FACTS

The plaintiff, a retailer, and the defendant, a software provider, entered into an agreement whereby the plaintiff would use the defendant’s software under licence and receive related services for payment [1].  When the software was switched on the plaintiff suffered difficulties in many of its stores [7].  The plaintiff claimed Read the rest of this entry »

Re Willmott Forests Limited [2012] VSCA 202 (29 August 2012): Liquidation, disclaimer of lease agreement under s 568(1) of Corporations Act 2001 (Cth)

November 2, 2012

Re Willmott Forests Limited [2012] VSCA 202 is a very important decision in insolvency jurisprudence. The Victorian Court of Appeal upheld an appeal from a finding of a trial judge that the disclaimer of a lease agreement by the liquidator did not have the effect of extinguishing the leasehold interests in land [19]. In doing so the court undertook a detailed analysis of section 568 of the Corporations Act.

FACTS

The majority defined the question as, at [1]:

whether a leasehold interest in land is extinguished by the disclaimer of the lease agreement by the liquidator of the lessor, pursuant to s 568(1) of the Corporations Act 2001 (Cth) (‘the Act’)

Willmott Forests Ltd (“WFL”) owned leases from third parties freehold properties. It entered into 25 year leases. The liquidators of WFL sought to sell the interest in the properties unencumbered by the leases and seek to disclaim the lease agreement.  They applied to the court for approval of such disclaimers [2]. Sale contracts for the sale of the land contained conditions precedent to their completion of the liquidators obtaining orders and directions from a court authorising the liquidators, at [9]:

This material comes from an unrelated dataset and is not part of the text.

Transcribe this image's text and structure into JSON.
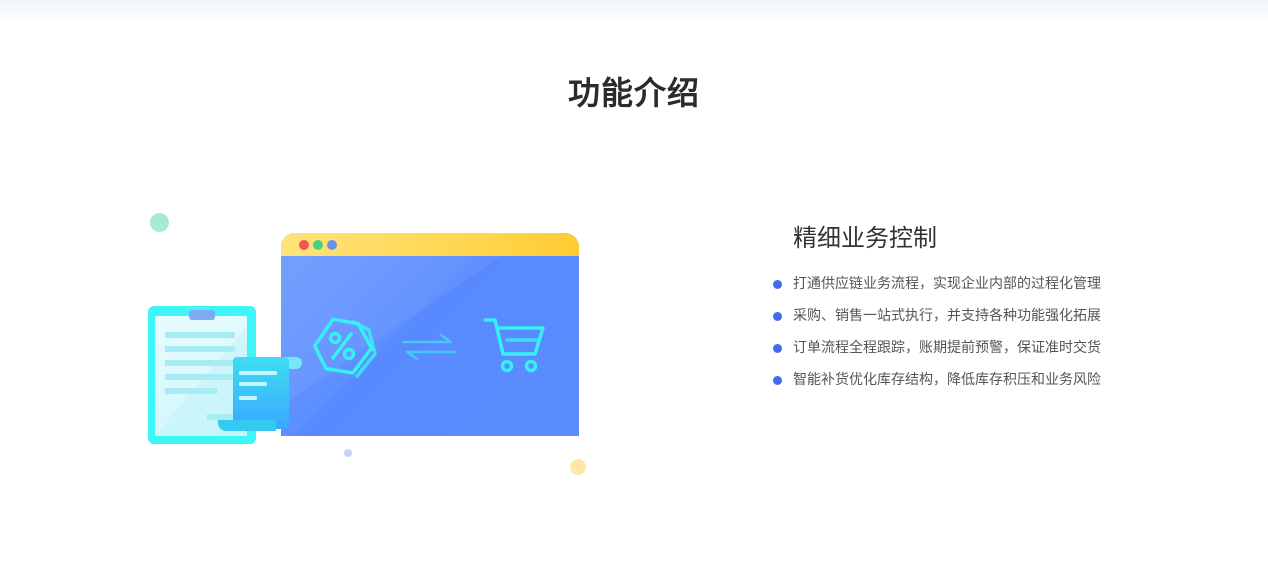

a) to exercise the powers to terminate, relinquish or surrender the project documents of the registered MIS and Professional Investor MIS; and

(b) to disclaim the project documents of the contractual and partnership MIS as onerous pursuant to s 568(1) of the Act.

The liquidators made application under section 511 of the Act and 477 (2B) for approval of their entry into contracts.

 DECISION

Warren CJ and Sifris AJA

Regarding the operation of section 568 their honours stated:

  1. liquidators have the power to disclaim property of a company in liquidation or contracts entered into by the company [15]
  2. it is to enable a liquidator to Read the rest of this entry »